I thought about trying to buy some sealant and put the window in myself, but I figured that after all the trouble I'd gone through to get the window I wasn't about to break it doing something I had no experience doing. After calling around to auto glass shops near Columbia, I found Advance Auto Glass who said they'd install it for $65. It was a good decision because these guys were great! The owner let me work with the technician, Eric, who did an outstanding job.

Lessons learned:
1. Don't assume you're going to get a better deal on auto glass at a junkyard than at an auto glass shop. In this case, Eric said that he could have ordered a brand new glass panel for around $25 more that what I paid, and it would have looked better. It also might have come with a warranty.
2. If you buy auto glass at a junkyard, make sure the seal wasn't damaged when they cut it out of the car. Such was my case, and although Eric did a great job minimizing the damage you can still see where the junkyard guy screwed up.

Overall it was a great experience and I learned the basics of auto glass repair from seasoned experts. I'm excited to see how much my gas mileage improves now that my window's in! For more pictures and details on this project, go here.

Sunday, September 7, 2008

Civic Axle Assembly Replacement Project

Today I replaced the front passenger side axle assembly on my 95' Honda Civic. It was much easier and quicker than I thought it would be, especially when my roommate Neal showed up later to offer a hand. (Literally one hand, since he injured his other in a recent motorcycle accident). One of the best benefits of being in the military is getting to use the on-base auto shops. For only a few bucks an hour you can use a huge assortment of tools and there are experienced mechanics available to offer tips and limited assistance. Pictures of today's job can be found here.

Saturday, September 6, 2008

Home Drywall Repair

One of my current projects is fixing a hole I knocked in the wall a few months ago. Without going into the shameful details, there was a party and my ass found its way in between two studs in the living room. (And no, there was no less homoerotic way to word that sentence.) I have never worked with drywall before and this project has definitely been a learning experience. My friend Joseph House was kind enough to lend me drywall tools and advice, but that did not prevent my first attempt from being a messy failure. Because this hole is in a high traffic area and the house we are renting is very nice, the repair has to be invisible. My first patch was definitely NOT invisible, so I had to cut it out and start again.

Some lessons learned from the first patch:
1. Score and snap a drywall panel with a straight edge and utility knife, don't make an imperfect hack job with a small drywall saw.
2. If you do it right, there is very little sanding involved
3. Prep the room by laying plastic over the floor of the work area and placing a fan in front of the nearest window to blow the drywall dust outside
3. For a patch 12"x12", you must screw the patch into the studs, not just assume the plaster will hold it in place
4. After you apply and scrape off a layer of plaster, don't try to reuse the scraped off plaster

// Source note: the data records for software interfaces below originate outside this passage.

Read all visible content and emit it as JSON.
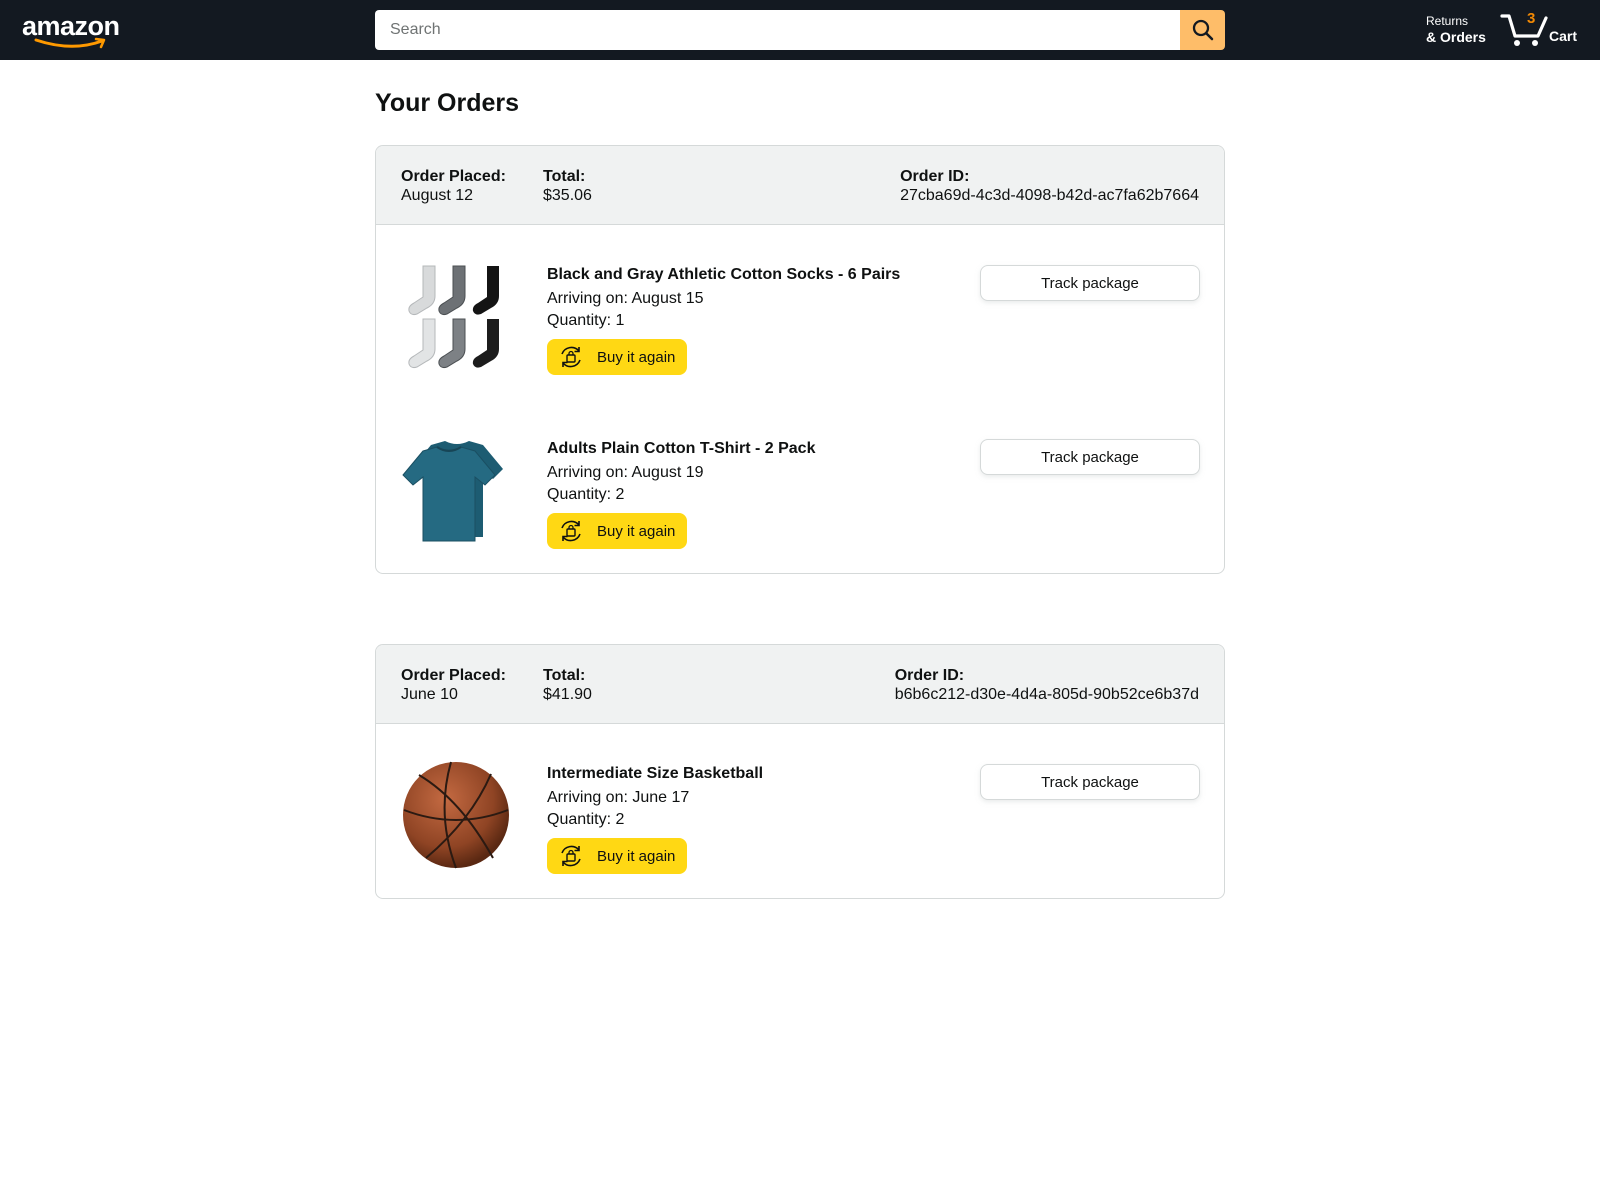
{
  "header": {
    "logo_text": "amazon",
    "search_placeholder": "Search",
    "search_icon": "search-icon",
    "returns_top": "Returns",
    "returns_bottom": "& Orders",
    "cart_count": "3",
    "cart_label": "Cart"
  },
  "page_title": "Your Orders",
  "colors": {
    "header_bg": "#131921",
    "search_button": "#febd69",
    "buy_again": "#ffd814",
    "cart_count": "#f08804",
    "order_header_bg": "#f0f2f2"
  },
  "orders": [
    {
      "placed_label": "Order Placed:",
      "placed_value": "August 12",
      "total_label": "Total:",
      "total_value": "$35.06",
      "id_label": "Order ID:",
      "id_value": "27cba69d-4c3d-4098-b42d-ac7fa62b7664",
      "items": [
        {
          "name": "Black and Gray Athletic Cotton Socks - 6 Pairs",
          "arriving": "Arriving on: August 15",
          "quantity": "Quantity: 1",
          "image": "socks-image",
          "buy_again": "Buy it again",
          "track": "Track package"
        },
        {
          "name": "Adults Plain Cotton T-Shirt - 2 Pack",
          "arriving": "Arriving on: August 19",
          "quantity": "Quantity: 2",
          "image": "tshirt-image",
          "buy_again": "Buy it again",
          "track": "Track package"
        }
      ]
    },
    {
      "placed_label": "Order Placed:",
      "placed_value": "June 10",
      "total_label": "Total:",
      "total_value": "$41.90",
      "id_label": "Order ID:",
      "id_value": "b6b6c212-d30e-4d4a-805d-90b52ce6b37d",
      "items": [
        {
          "name": "Intermediate Size Basketball",
          "arriving": "Arriving on: June 17",
          "quantity": "Quantity: 2",
          "image": "basketball-image",
          "buy_again": "Buy it again",
          "track": "Track package"
        }
      ]
    }
  ]
}
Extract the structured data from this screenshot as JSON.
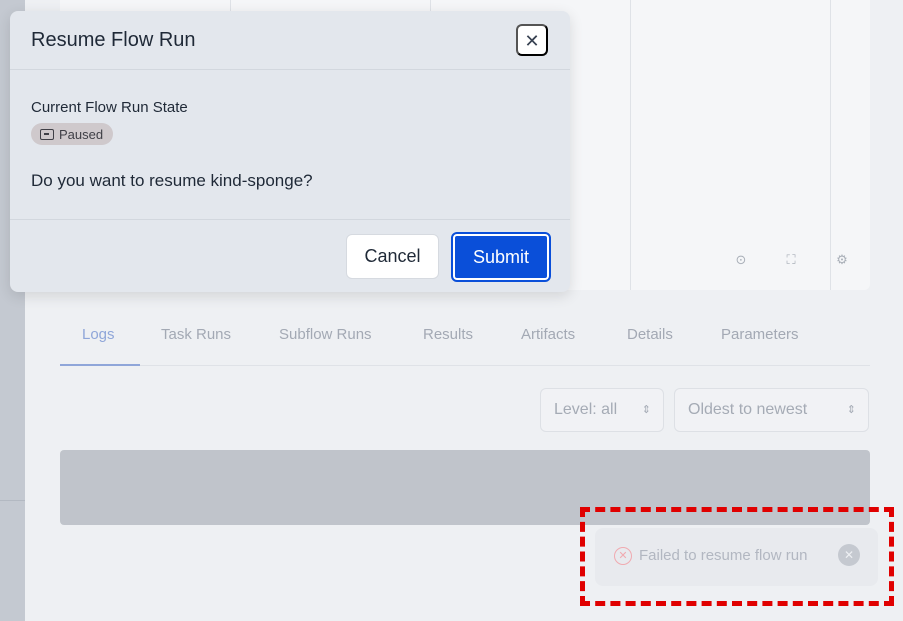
{
  "modal": {
    "title": "Resume Flow Run",
    "close_icon": "close-icon",
    "state_label": "Current Flow Run State",
    "state_badge": {
      "icon": "pause-square-icon",
      "label": "Paused"
    },
    "question": "Do you want to resume kind-sponge?",
    "cancel_label": "Cancel",
    "submit_label": "Submit"
  },
  "graph_toolbar": {
    "icons": [
      "crosshair-icon",
      "expand-icon",
      "settings-icon"
    ]
  },
  "tabs": [
    {
      "label": "Logs",
      "active": true
    },
    {
      "label": "Task Runs",
      "active": false
    },
    {
      "label": "Subflow Runs",
      "active": false
    },
    {
      "label": "Results",
      "active": false
    },
    {
      "label": "Artifacts",
      "active": false
    },
    {
      "label": "Details",
      "active": false
    },
    {
      "label": "Parameters",
      "active": false
    }
  ],
  "log_filters": {
    "level": "Level: all",
    "order": "Oldest to newest"
  },
  "toast": {
    "icon": "error-circle-icon",
    "message": "Failed to resume flow run",
    "close_icon": "close-circle-icon"
  },
  "colors": {
    "primary": "#0a4fd9",
    "modal_bg": "#e3e7ed",
    "highlight": "#e00000",
    "error": "#f0aab0"
  }
}
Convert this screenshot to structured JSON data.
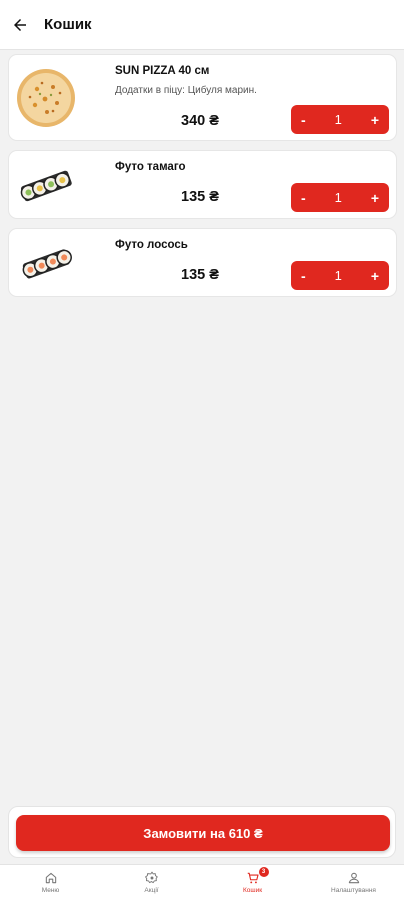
{
  "header": {
    "title": "Кошик"
  },
  "cart": {
    "items": [
      {
        "name": "SUN PIZZA 40 см",
        "addons": "Додатки в піцу: Цибуля марин.",
        "price": "340 ₴",
        "quantity": "1",
        "minus": "-",
        "plus": "+",
        "image_icon": "pizza-icon"
      },
      {
        "name": "Футо тамаго",
        "price": "135 ₴",
        "quantity": "1",
        "minus": "-",
        "plus": "+",
        "image_icon": "sushi-roll-icon"
      },
      {
        "name": "Футо лосось",
        "price": "135 ₴",
        "quantity": "1",
        "minus": "-",
        "plus": "+",
        "image_icon": "sushi-roll-icon"
      }
    ]
  },
  "order": {
    "button_label": "Замовити на 610 ₴"
  },
  "nav": {
    "items": [
      {
        "label": "Меню",
        "icon": "home-icon"
      },
      {
        "label": "Акції",
        "icon": "promo-icon"
      },
      {
        "label": "Кошик",
        "icon": "cart-icon",
        "badge": "3"
      },
      {
        "label": "Налаштування",
        "icon": "user-icon"
      }
    ]
  },
  "colors": {
    "accent": "#e0281f",
    "background": "#f2f2f2",
    "card": "#ffffff"
  }
}
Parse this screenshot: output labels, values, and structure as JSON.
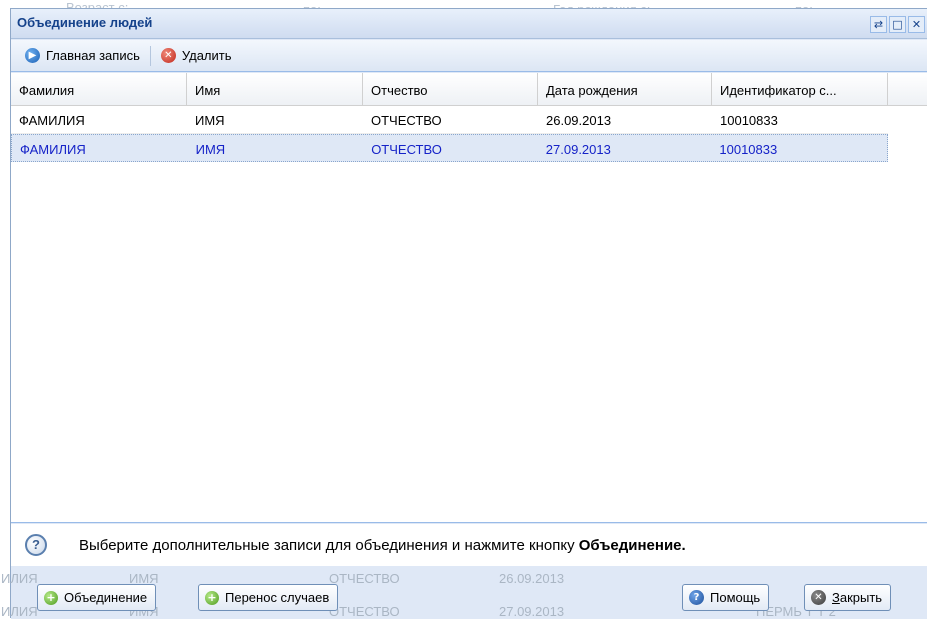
{
  "background": {
    "filter_age_from": "Возраст с:",
    "filter_to_1": "по:",
    "filter_birth_year": "Год рождения с:",
    "filter_to_2": "по:",
    "row1_lastname": "ИЛИЯ",
    "row1_firstname": "ИМЯ",
    "row1_patronymic": "ОТЧЕСТВО",
    "row1_date": "26.09.2013",
    "row2_lastname": "ИЛИЯ",
    "row2_firstname": "ИМЯ",
    "row2_patronymic": "ОТЧЕСТВО",
    "row2_date": "27.09.2013",
    "row2_extra": "ПЕРМЬ Т Т 2"
  },
  "window": {
    "title": "Объединение людей",
    "tool_refresh": "⇄",
    "tool_maximize": "□",
    "tool_close": "✕"
  },
  "toolbar": {
    "main_record": "Главная запись",
    "delete": "Удалить"
  },
  "grid": {
    "columns": [
      "Фамилия",
      "Имя",
      "Отчество",
      "Дата рождения",
      "Идентификатор с..."
    ],
    "rows": [
      {
        "lastname": "ФАМИЛИЯ",
        "firstname": "ИМЯ",
        "patronymic": "ОТЧЕСТВО",
        "birth_date": "26.09.2013",
        "id": "10010833"
      },
      {
        "lastname": "ФАМИЛИЯ",
        "firstname": "ИМЯ",
        "patronymic": "ОТЧЕСТВО",
        "birth_date": "27.09.2013",
        "id": "10010833"
      }
    ],
    "selected_row": 1
  },
  "hint": {
    "icon": "?",
    "text": "Выберите дополнительные записи для объединения и нажмите кнопку ",
    "bold": "Объединение."
  },
  "footer": {
    "merge": "Объединение",
    "transfer": "Перенос случаев",
    "help": "Помощь",
    "close_first": "З",
    "close_rest": "акрыть"
  },
  "colors": {
    "title": "#15428b",
    "selected_text": "#1522c8",
    "window_bg": "#dfe8f6"
  }
}
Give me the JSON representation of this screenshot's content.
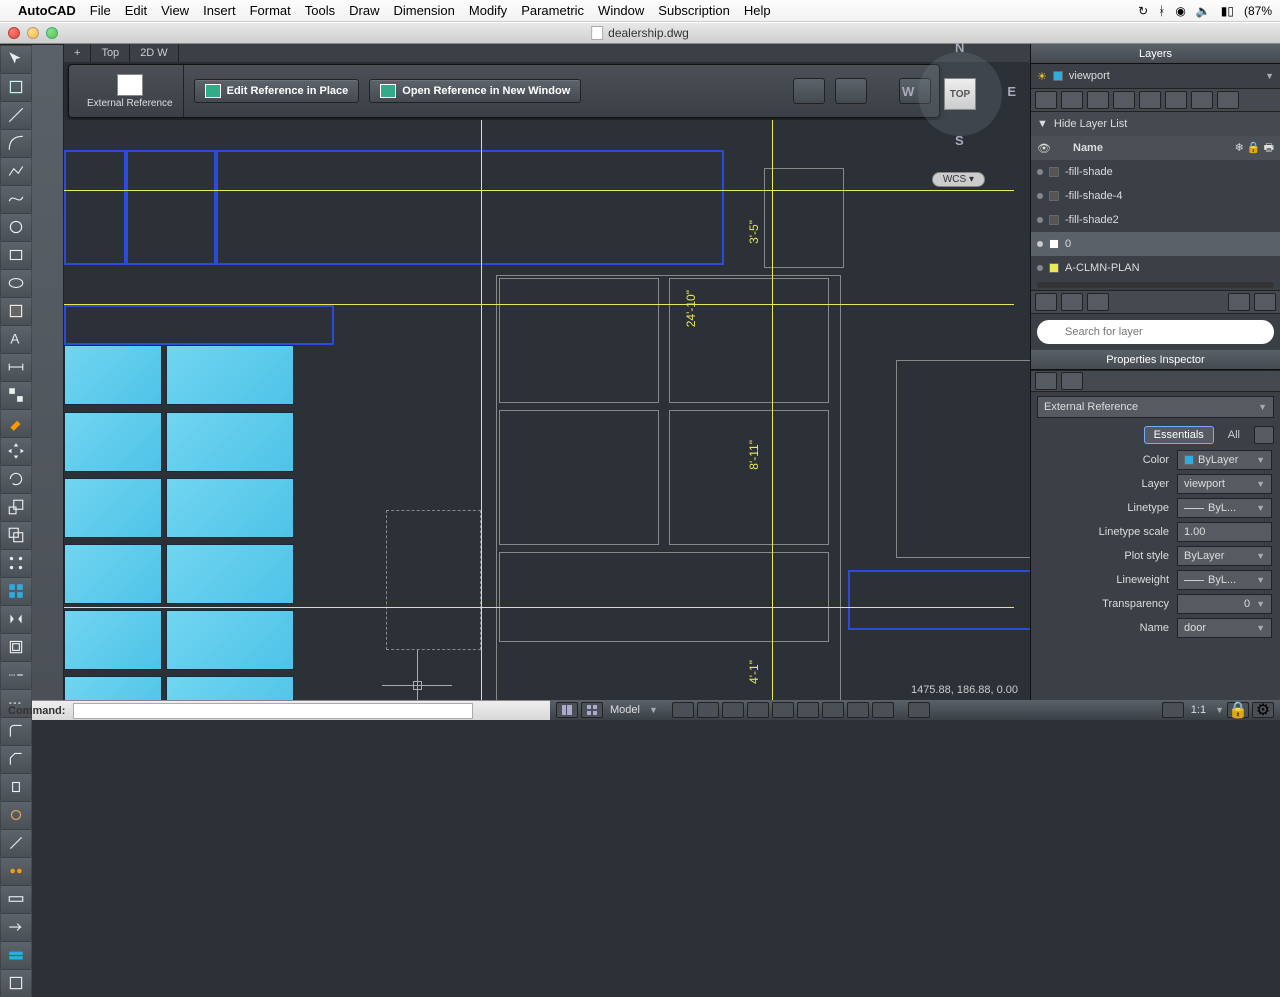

So I made some rookie mistakes in the beginning. Now I think I'm set though, and this next attempt will be much better. One problem I'm running into is that the two studs I'm screwing into are not flush. The original builders seem to have compensated for this by placing a layer of hardboard between the left stud and the drywall. Unfortunately I must have cut away this hardboard when I removed the initial damaged patch, so I'll need to come up with a way to make a spacer for the left side. Pictures of the project can be found here.

First Post

Hello to anyone who is bored enough or lost enough to peruse this blog. My name is Tom and I'm in the initial stages of becoming an architect. I have established this blog with the intent of using it to keep track of my projects and overall journey into registered architect land. I hope this blog might somehow be used by other young architects or builders in the future.